Objective: We sought to quantify Veterans Health Administration (VA) patients' utilization of coronary revascularization in the private sector and to assess the potential impact of directing this care to high-performance hospitals.
Methods: Using VA and New York State administrative and clinical databases, we conducted a retrospective cohort study examining residents of New York State who were enrolled in the VA and underwent either coronary artery bypass graft (CABG) surgery or percutaneous coronary intervention (PCI) in 1999 or 2000 (n=6562) in either the VA or the private sector. We first calculated the proportion of revascularizations obtained in the VA and the private sector. We then identified the private sector hospitals in which these men obtained revascularizations and determined potential changes in mortality and travel burden associated with directing private sector care to high performance hospitals.
Results: VA patients in New York were much more likely to undergo revascularization in the private sector than in VA hospitals: 83% of CABGs (2341/2829) and 87% of PCIs (4054/4665) were obtained in the private sector. Private sector utilization was distributed evenly across high- and low-mortality hospitals. Directing private-sector CABG surgery to high-performance hospitals could have reduced expected mortality by 24% (from 2.3% to 1.7%) and would only increase median travel time from 21 to 30 minutes.
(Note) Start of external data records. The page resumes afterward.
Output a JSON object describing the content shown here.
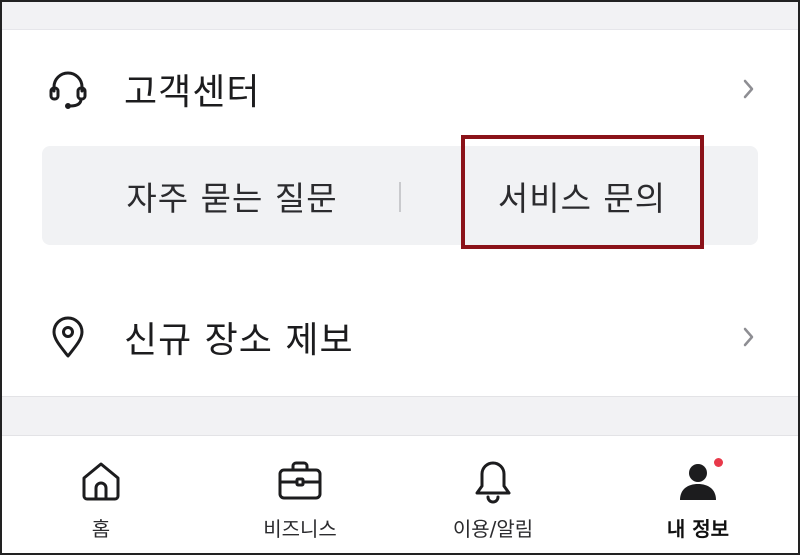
{
  "menu": {
    "support": {
      "label": "고객센터",
      "icon": "headset-icon"
    },
    "report": {
      "label": "신규 장소 제보",
      "icon": "location-pin-icon"
    }
  },
  "support_options": {
    "faq": "자주 묻는 질문",
    "inquiry": "서비스 문의",
    "highlighted": "inquiry"
  },
  "bottom_nav": {
    "items": [
      {
        "label": "홈",
        "icon": "home-icon"
      },
      {
        "label": "비즈니스",
        "icon": "briefcase-icon"
      },
      {
        "label": "이용/알림",
        "icon": "bell-icon"
      },
      {
        "label": "내 정보",
        "icon": "profile-icon",
        "active": true
      }
    ]
  },
  "colors": {
    "highlight_border": "#8b1219",
    "notification_dot": "#e8394a",
    "text_primary": "#1c1c1e",
    "segment_bg": "#f1f2f4"
  }
}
The benefit of redirecting PCI care is minimal.
Conclusions: For high-mortality procedures that veterans frequently obtain in the private sector, like CABG, directing care to high-performance hospitals may be an effective way to improve outcomes for veterans.